  1. Were you born before January 1, 1990? (Applicable to the 2013-2014 school year)
  2. As of today, are you married? (Also answer “Yes” if you are separated but not divorced.)
  3. At the beginning of the 2013–2014 school year, will you be working on a master’s or doctorate program (such as an MA, MBA, MD, JD, PhD, EdD, graduate certificate, etc.)?
  4. Are you currently serving on active duty in the U.S. Armed Forces for purposes other than training?
  5. Are you a veteran of the U.S. Armed Forces?
  6. Do you have children who will receive more than half of their support from you between July 1, 2013 and June 30, 2014?
  7. Do you have dependents (other than your children or spouse) who live with you and who receive more than half of their support from you, now and through June 30, 2014?
  8. At any time since you turned age 13, were both your parents deceased, were you in foster care or were you a dependent or ward of the court?
  9. Are you or were you an emancipated minor as determined by a court in your state of legal residence?
  10. Are you or were you in legal guardianship as determined by a court in your state of legal residence?
  11. At any time on or after July 1, 2012, did your high school or school district homeless liaison determine that you were an unaccompanied youth who was homeless?
  12. At any time on or after July 1, 2012, did the director of an emergency shelter or transitional housing program funded by the U.S. Department of Housing and Urban Development determine that you were an unaccompanied youth who was homeless?
  13. At any time on or after July 1, 2012, did the director of a runaway or homeless youth basic center or transitional living program determine that you were an unaccompanied youth who was homeless or were self-supporting and at risk of being homeless?

Sometimes it helps to have a visual of this information. Check out this helpful resource from the U.S. Department of Education:

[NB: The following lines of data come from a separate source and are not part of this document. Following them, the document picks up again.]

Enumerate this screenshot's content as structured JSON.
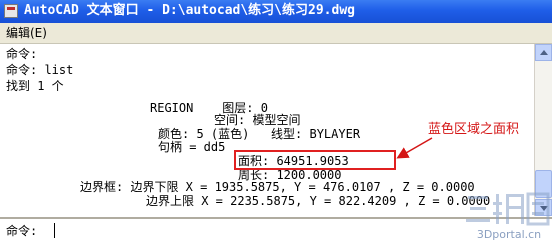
{
  "window": {
    "title": "AutoCAD 文本窗口 - D:\\autocad\\练习\\练习29.dwg"
  },
  "menu": {
    "edit": "编辑(E)"
  },
  "history": {
    "lines": [
      "命令:",
      "命令: list",
      "找到 1 个",
      "REGION    图层: 0",
      "空间: 模型空间",
      "颜色: 5 (蓝色)   线型: BYLAYER",
      "句柄 = dd5",
      "面积: 64951.9053",
      "周长: 1200.0000",
      "边界框: 边界下限 X = 1935.5875, Y = 476.0107 , Z = 0.0000",
      "边界上限 X = 2235.5875, Y = 822.4209 , Z = 0.0000"
    ]
  },
  "command_line": {
    "prompt": "命令:"
  },
  "annotation": {
    "text": "蓝色区域之面积",
    "color": "#d41616"
  },
  "watermark": {
    "logo_text": "三维网",
    "site": "3Dportal.cn"
  },
  "colors": {
    "titlebar": "#1f5ee8",
    "highlight": "#e02020"
  }
}
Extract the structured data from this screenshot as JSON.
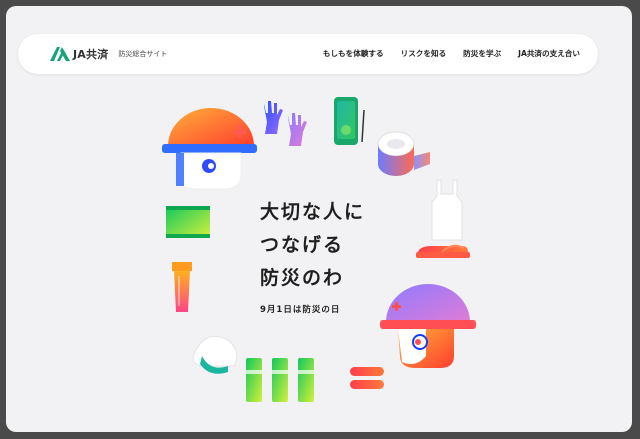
{
  "header": {
    "brand": "JA共済",
    "brand_sub": "防災総合サイト",
    "nav": [
      {
        "label": "もしもを体験する"
      },
      {
        "label": "リスクを知る"
      },
      {
        "label": "防災を学ぶ"
      },
      {
        "label": "JA共済の支え合い"
      }
    ]
  },
  "hero": {
    "lines": [
      "大切な人に",
      "つなげる",
      "防災のわ"
    ],
    "subtitle": "9月1日は防災の日"
  },
  "colors": {
    "page_background": "#f2f2f4",
    "logo_green": "#1aa37a",
    "text": "#1f1f1f"
  },
  "illustrations": [
    "helmet-person-orange-icon",
    "gloves-icon",
    "smartphone-icon",
    "tape-roll-icon",
    "plastic-bag-icon",
    "emergency-ration-icon",
    "flashlight-icon",
    "slippers-icon",
    "helmet-person-purple-icon",
    "rice-ball-icon",
    "water-bottles-icon",
    "bandage-icon"
  ]
}
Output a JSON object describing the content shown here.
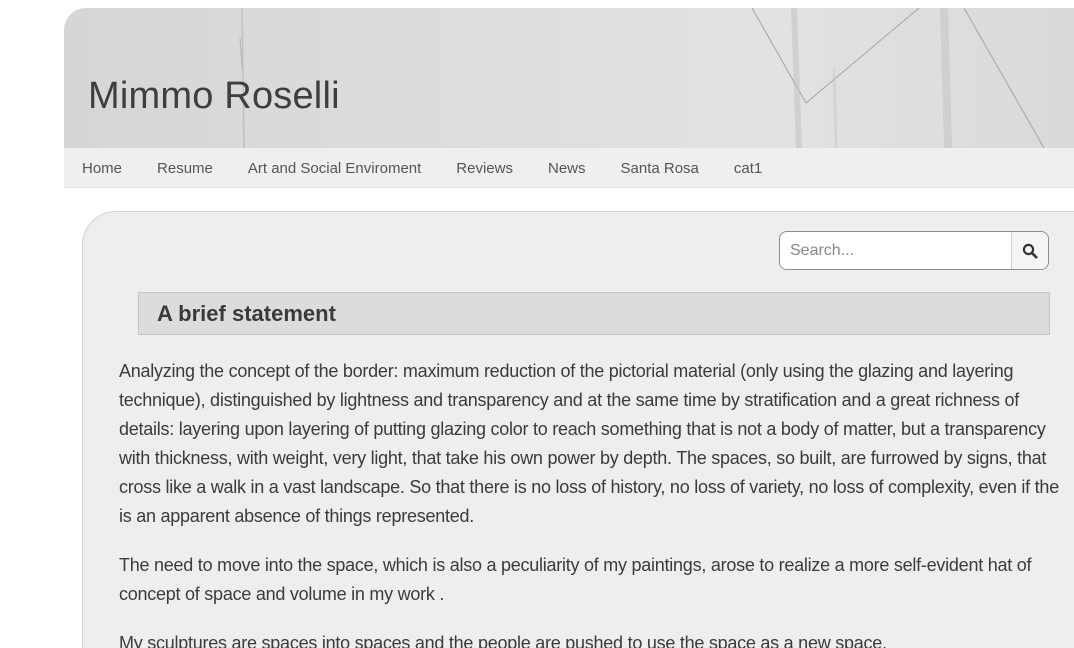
{
  "site": {
    "title": "Mimmo Roselli"
  },
  "nav": {
    "items": [
      {
        "label": "Home"
      },
      {
        "label": "Resume"
      },
      {
        "label": "Art and Social Enviroment"
      },
      {
        "label": "Reviews"
      },
      {
        "label": "News"
      },
      {
        "label": "Santa Rosa"
      },
      {
        "label": "cat1"
      }
    ]
  },
  "search": {
    "placeholder": "Search...",
    "value": "",
    "icon": "search-icon"
  },
  "main": {
    "heading": "A brief statement",
    "paragraphs": [
      "Analyzing the concept of the border: maximum reduction of the pictorial material (only using the glazing and layering technique), distinguished by lightness and transparency and at the same time by stratification and a great richness of details: layering upon layering of putting glazing color to reach something that is not a body of matter, but a transparency with thickness, with weight, very light, that take his own power by depth. The spaces, so built, are furrowed by signs, that cross like a walk in a vast landscape. So that there is no loss of history, no loss of variety, no loss of complexity, even if the is an apparent absence of things represented.",
      "The need to move into the space, which is also a peculiarity of my paintings, arose to realize a more self-evident hat of concept of space and volume in my work .",
      "My sculptures are spaces into spaces and the people are pushed to use the space as a new space."
    ]
  },
  "colors": {
    "header_bg": "#dcdcdc",
    "nav_bg": "#efefef",
    "panel_bg": "#eeeeee",
    "heading_bg": "#dcdcdc",
    "text": "#3b3b3b"
  }
}
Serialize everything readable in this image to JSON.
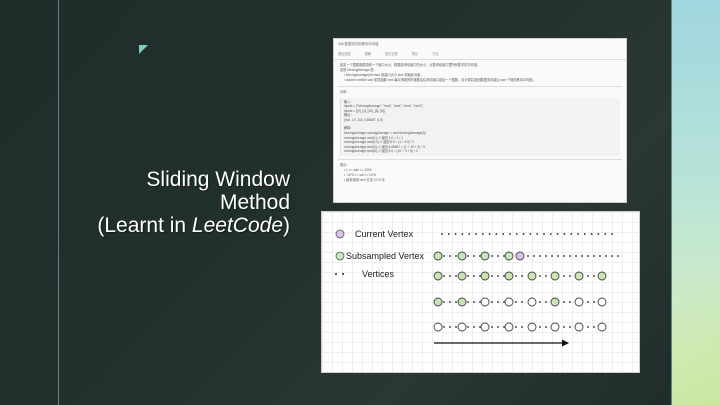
{
  "slide": {
    "title_line1": "Sliding Window",
    "title_line2": "Method",
    "title_line3_prefix": "(Learnt in ",
    "title_line3_italic": "LeetCode",
    "title_line3_suffix": ")",
    "colors": {
      "accent": "#7ecbc0",
      "background": "#22302c",
      "title": "#ffffff"
    }
  },
  "doc": {
    "header": "346.数据流中的移动平均值",
    "tabs": [
      "题目描述",
      "题解",
      "提交记录",
      "笔记",
      "讨论"
    ],
    "lines": [
      "给定一个整数数据流和一个窗口大小，根据该滑动窗口的大小，计算滑动窗口里所有数字的平均值。",
      "实现 MovingAverage 类：",
      "• MovingAverage(int size) 用窗口大小 size 初始化对象。",
      "• double next(int val) 成员函数 next 每次调用的时候都会往滑动窗口增加一个整数，请计算并返回数据流中最后 size 个值的移动平均值。"
    ],
    "example_label": "示例：",
    "input_label": "输入：",
    "code": [
      "inputs = [\"MovingAverage\", \"next\", \"next\", \"next\", \"next\"]",
      "inputs = [[3], [1], [10], [3], [5]]",
      "输出：",
      "[null, 1.0, 5.5, 4.66667, 6.0]"
    ],
    "explain_label": "解释：",
    "explain": [
      "MovingAverage movingAverage = new MovingAverage(3);",
      "movingAverage.next(1); // 返回 1.0 = 1 / 1",
      "movingAverage.next(10); // 返回 5.5 = (1 + 10) / 2",
      "movingAverage.next(3); // 返回 4.66667 = (1 + 10 + 3) / 3",
      "movingAverage.next(5); // 返回 6.0 = (10 + 3 + 5) / 3"
    ],
    "hint_label": "提示：",
    "hints": [
      "• 1 <= size <= 1000",
      "• -10^5 <= val <= 10^5",
      "• 最多调用 next 方法 10^4 次"
    ]
  },
  "diagram": {
    "legend": [
      {
        "label": "Current Vertex",
        "icon": "purple-circle-icon",
        "color": "#d9c2ea"
      },
      {
        "label": "Subsampled Vertex",
        "icon": "green-circle-icon",
        "color": "#c7e6b4"
      },
      {
        "label": "Vertices",
        "icon": "dots-icon",
        "color": "#222222"
      }
    ],
    "colors": {
      "current": "#d9c2ea",
      "subsampled": "#c7e6b4",
      "open": "#ffffff"
    }
  }
}
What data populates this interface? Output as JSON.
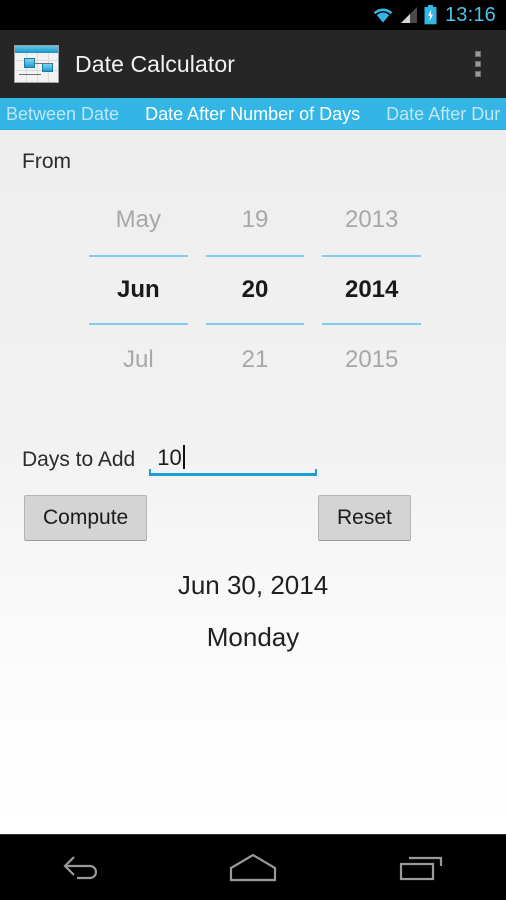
{
  "statusbar": {
    "time": "13:16",
    "icons": [
      "wifi-icon",
      "signal-icon",
      "battery-charging-icon"
    ],
    "accent_color": "#4cc2e8",
    "background": "#000000"
  },
  "actionbar": {
    "app_icon": "date-calculator-app-icon",
    "title": "Date Calculator",
    "overflow_icon": "overflow-menu-icon",
    "background": "#262626",
    "title_color": "#f2f2f2"
  },
  "tabs": {
    "background": "#33b5e5",
    "active_color": "#ffffff",
    "inactive_color": "#bfe7f6",
    "items": [
      {
        "label": "Between Date",
        "active": false
      },
      {
        "label": "Date After Number of Days",
        "active": true
      },
      {
        "label": "Date After Dur",
        "active": false
      }
    ]
  },
  "form": {
    "from_label": "From",
    "days_label": "Days to Add",
    "days_value": "10",
    "days_underline_color": "#1d9ed4"
  },
  "picker": {
    "divider_color": "#7ecdec",
    "columns": [
      {
        "name": "month-column",
        "previous": "May",
        "selected": "Jun",
        "next": "Jul"
      },
      {
        "name": "day-column",
        "previous": "19",
        "selected": "20",
        "next": "21"
      },
      {
        "name": "year-column",
        "previous": "2013",
        "selected": "2014",
        "next": "2015"
      }
    ]
  },
  "buttons": {
    "compute": "Compute",
    "reset": "Reset",
    "face_color": "#d4d4d4"
  },
  "result": {
    "date": "Jun 30, 2014",
    "weekday": "Monday"
  },
  "navbar": {
    "background": "#000000",
    "items": [
      "back-icon",
      "home-icon",
      "recents-icon"
    ]
  }
}
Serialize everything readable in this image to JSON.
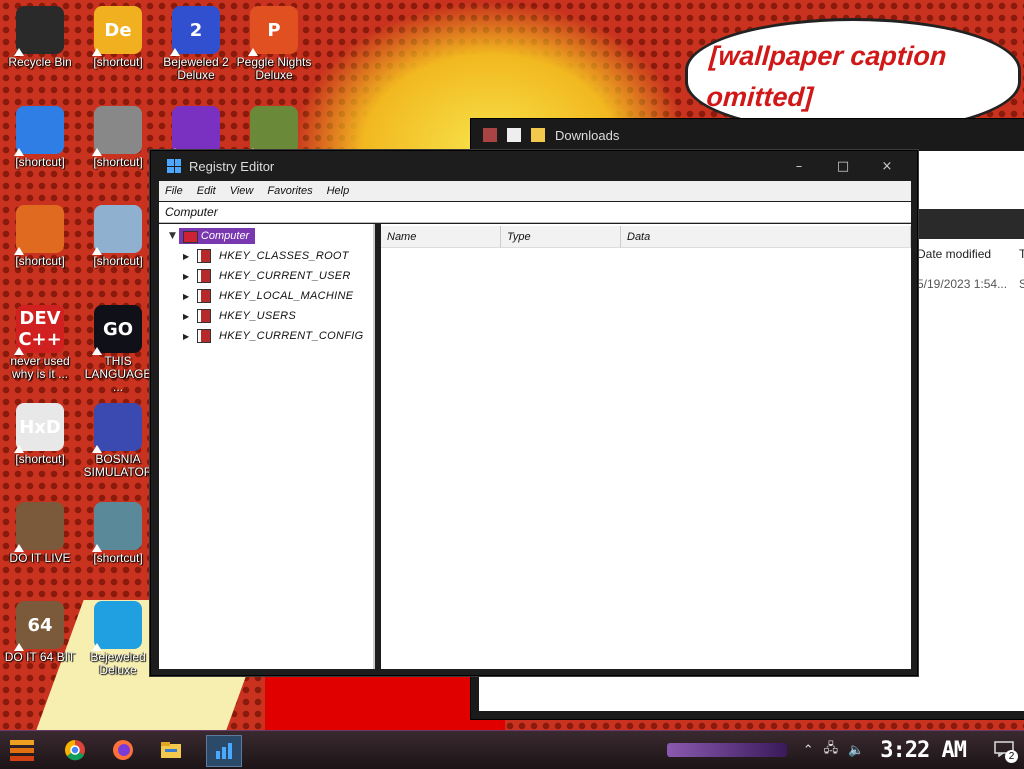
{
  "wallpaper": {
    "bubble_text": "[wallpaper caption omitted]"
  },
  "desktop_icons": [
    {
      "label": "Recycle Bin",
      "glyph": "",
      "color": "#2a2a2a",
      "icon": "recycle-bin-icon"
    },
    {
      "label": "[shortcut]",
      "glyph": "De",
      "color": "#f0b020",
      "icon": "app-de-icon"
    },
    {
      "label": "Bejeweled 2 Deluxe",
      "glyph": "2",
      "color": "#3050d0",
      "icon": "bejeweled-2-icon"
    },
    {
      "label": "Peggle Nights Deluxe",
      "glyph": "P",
      "color": "#e05020",
      "icon": "peggle-icon"
    },
    {
      "label": "[shortcut]",
      "glyph": "",
      "color": "#2f7ee6",
      "icon": "chrome-icon"
    },
    {
      "label": "[shortcut]",
      "glyph": "",
      "color": "#888888",
      "icon": "windows-shortcut-icon"
    },
    {
      "label": "",
      "glyph": "",
      "color": "#7a30c0",
      "icon": "gem-icon"
    },
    {
      "label": "",
      "glyph": "",
      "color": "#6a8a3a",
      "icon": "plants-icon"
    },
    {
      "label": "[shortcut]",
      "glyph": "",
      "color": "#e06a20",
      "icon": "firefox-icon"
    },
    {
      "label": "[shortcut]",
      "glyph": "",
      "color": "#90b0d0",
      "icon": "network-icon"
    },
    {
      "label": "never used why is it ...",
      "glyph": "DEV C++",
      "color": "#d02020",
      "icon": "devcpp-icon"
    },
    {
      "label": "THIS LANGUAGE ...",
      "glyph": "GO",
      "color": "#101018",
      "icon": "goland-icon"
    },
    {
      "label": "[shortcut]",
      "glyph": "HxD",
      "color": "#e8e8e8",
      "icon": "hxd-icon"
    },
    {
      "label": "BOSNIA SIMULATOR",
      "glyph": "",
      "color": "#3a4ab0",
      "icon": "mine-icon"
    },
    {
      "label": "DO IT LIVE",
      "glyph": "",
      "color": "#7a5a3a",
      "icon": "portrait-icon"
    },
    {
      "label": "[shortcut]",
      "glyph": "",
      "color": "#5a8a9a",
      "icon": "elf-icon"
    },
    {
      "label": "DO IT 64 BIT",
      "glyph": "64",
      "color": "#7a5a3a",
      "icon": "portrait-64-icon"
    },
    {
      "label": "Bejeweled Deluxe",
      "glyph": "",
      "color": "#20a0e0",
      "icon": "diamond-icon"
    }
  ],
  "explorer": {
    "title": "Downloads",
    "col_date": "Date modified",
    "col_type": "T",
    "row_date": "5/19/2023 1:54...",
    "row_type": "S"
  },
  "regedit": {
    "title": "Registry Editor",
    "buttons": {
      "minimize": "–",
      "maximize": "□",
      "close": "×"
    },
    "menu": [
      "File",
      "Edit",
      "View",
      "Favorites",
      "Help"
    ],
    "address": "Computer",
    "tree_root": "Computer",
    "hives": [
      "HKEY_CLASSES_ROOT",
      "HKEY_CURRENT_USER",
      "HKEY_LOCAL_MACHINE",
      "HKEY_USERS",
      "HKEY_CURRENT_CONFIG"
    ],
    "columns": [
      "Name",
      "Type",
      "Data"
    ]
  },
  "taskbar": {
    "clock": "3:22 AM",
    "notifications": "2",
    "apps": [
      "chrome-icon",
      "firefox-icon",
      "file-explorer-icon",
      "registry-editor-icon"
    ]
  }
}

Source: www.studentaid.ed.gov

Source: www.studentaid.ed.gov

Step #5: Verify Your Information

Before you submit your application, go back and double check your entries on each page. Just one misplaced number or date can cause serious delays in processing your financial aid application. Make sure you followed the process step-by-step to avoid any errors.

Examples of common errors are listed below:

  • Social security numbers
  • Income earned by parents/spouse
  • Income tax paid
  • Household size
  • E-mail address
  • Signatures

NOTE: Your application cannot be processed until all information is accurate and complete. We can’t stress enough the importance of reviewing your application carefully before clicking submit.

Step #6: Await Notification

Once you’ve submitted your application, the waiting game begins. You will receive notification via email (if you submitted your application electronically) or a letter in the mail verifying receipt of your application. You can check your status online by logging in to your FAFSA account. If you have been awarded a loan, contact the financial aid office at your college or university to check on the status of aid being disbursed to you or your account.

Tips for FAFSA Completion

  1. Don’t waste time. Start your application as soon as possible. Set aside time each day to work on your application until it’s ready for submission. You don’t want to miss deadlines!
  2. Ask for help. The government offers an online chat service to help students with the application process. You can also call their customer service number for help over the phone.
  3. Verify all information. Again, we can’t stress enough how incredibly important it is to check all information before submitting your application. Processing delays can jeopardize your financial aid package.
  4. Do not include assets from retirement and 401k plans. By providing this information, you can hurt your chances for aid.
  5. Check marital status information. If your parents are divorced, make sure only one parent claims the child – typically, the one who has lived with the student for the majority of the year.

Further Reading

Check out the sites below to learn about financial aid, completing a FAFSA, and how to approach the funding process: